China and the American Election
On Friday, November 2, the Council on East Asian Studies held a special roundtable discussion on "China and the American Election," with support from a Title VI National Resource Center Grant from the U.S. Department of Education. Originally planned as part of the October 29, 2012 CHINA Town Hall, organized in coordination with the National Committee on U.S.-China Relations, the Yale roundtable was rescheduled due to Hurricane Sandy. CHINA Town Hall is a national day of programming involving 50 cities throughout the United States that features local speakers and a live webcast from Beijing of a conversation with the U.S. Ambassador to the People’s Republic of China. Jessica Chen Weiss (Yale University) moderated the Yale event, which explored the broader context of political sound bites and implications for the future of U.S.-China relations.
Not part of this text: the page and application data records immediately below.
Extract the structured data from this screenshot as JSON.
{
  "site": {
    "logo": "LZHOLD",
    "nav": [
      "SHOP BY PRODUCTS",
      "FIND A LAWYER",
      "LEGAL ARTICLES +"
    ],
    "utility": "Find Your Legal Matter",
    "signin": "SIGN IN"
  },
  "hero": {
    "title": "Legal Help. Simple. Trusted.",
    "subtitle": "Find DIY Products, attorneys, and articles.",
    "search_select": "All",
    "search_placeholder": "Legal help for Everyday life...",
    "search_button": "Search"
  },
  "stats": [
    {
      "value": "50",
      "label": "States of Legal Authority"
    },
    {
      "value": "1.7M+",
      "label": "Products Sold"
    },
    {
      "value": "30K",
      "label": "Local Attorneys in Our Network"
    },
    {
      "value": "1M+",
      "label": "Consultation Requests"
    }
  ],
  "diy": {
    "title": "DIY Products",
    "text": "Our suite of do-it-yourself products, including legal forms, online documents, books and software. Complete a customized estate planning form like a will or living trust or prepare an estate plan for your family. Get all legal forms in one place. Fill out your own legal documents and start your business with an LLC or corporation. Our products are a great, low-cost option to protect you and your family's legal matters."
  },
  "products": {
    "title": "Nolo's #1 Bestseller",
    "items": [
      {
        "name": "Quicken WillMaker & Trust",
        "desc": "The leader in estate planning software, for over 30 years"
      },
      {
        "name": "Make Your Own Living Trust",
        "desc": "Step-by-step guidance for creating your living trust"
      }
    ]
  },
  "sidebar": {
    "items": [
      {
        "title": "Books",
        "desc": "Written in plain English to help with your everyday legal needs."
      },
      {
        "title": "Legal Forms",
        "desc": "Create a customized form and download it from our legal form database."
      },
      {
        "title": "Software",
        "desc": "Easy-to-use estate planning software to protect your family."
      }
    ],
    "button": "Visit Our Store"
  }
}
She was joined by three panelists, Erika Fowler (Wesleyan University); Stephen Roach (Yale University); and Jeremy Wu (Member, Committee of 100, and former Senior Advisor, U.S. Census Bureau).
With China recurring as a hot topic during the election season, the panel focused on examining Chinese investment and trade practices, historical perspectives on currency policies, campaign dynamics and advertising trends, and American attitudes toward China. The participants deconstructed the dynamics of the campaigns of both Democrats and Republicans, while also positing questions on how key issues might be dealt with after the election. Professor Roach commented on the opposing stances the presidential candidates held in regard to China trade and the overall policies that have guided economic negotiations under different administrations. Professor Fowler explained the structure of campaign advertising and explored the powerful motivations behind exploiting China as a key issue of debate when considering American perceptions of current economic challenges in the United States. Dr. Wu drew from his wealth of experience working on building U.S.-China relations and spoke about changes over time, not just within the political or economic spheres, but also social progress in the United States related to the treatment of and sentiments towards Chinese Americans. The roundtable was followed by a Q&A session with the audience.
Many of the audience members had varying amounts of experience with China and several questions were raised about what one can do to help further U.S.-China relations at this important crossroads, considering possible leadership transitions both in China and the United States. All panelists agreed that engagement is crucial so one can strive to be an informed global citizen, whether it is as part of an Asian-affinity organization, as a professional who conducts business between the two countries, or as a student who is learning the language and spending time abroad. In an increasingly interconnected age, this is a question that must be contemplated at all levels of society, especially when political ads and two-second sound bites in the media might be the only form of “engagement” that some Americans have with what they believe to be an accurate representation of China. The audience and panel discussed the critical need to have China taught throughout the U.S. education system and covered in the U.S. media more comprehensively. The event concluded with a rallying cry for all those to consider what they can do on an individual-level to promote continued dialogue and exchange to enhance the future of U.S.-China relations.
The public roundtable was followed by a special, day-long, K-16 outreach program on Saturday, November 3, titled "Uncovering Local Connections in U.S.-China Relations: A Workshop for Educators on Engaging China.” Fourteen educators participated from public and private schools and community colleges across Connecticut and New York. The program provided educators with information and teaching materials to give local context and a layered understanding of U.S.-China relations, from national policy to people-to-people interactions between American and Chinese individuals. Moving beyond the campaign rhetoric and sound bites heard on television, the program featured an overview of current developments in U.S.-China relations; American and Chinese student perspectives on living, working, and studying in the other country; local business experiences with Chinese trade and investment; non-profit organization engagement; and resources to use in the classroom. Teachers also engaged in a micro-talk activity on issues in U.S.-China relations where they prepared short presentations and shared resource ideas for the classroom on topics, including China’s one-child policy, pop music and culture, fast food restaurant ventures, development and tourism, and educational exchange programs. The outreach workshop was sponsored by the Council on East Asian Studies at Yale University with National Resource Center Title VI Grant support from the U.S. Department of Education, in collaboration with the National Committee on U.S.-China Relations Public Intellectuals Program.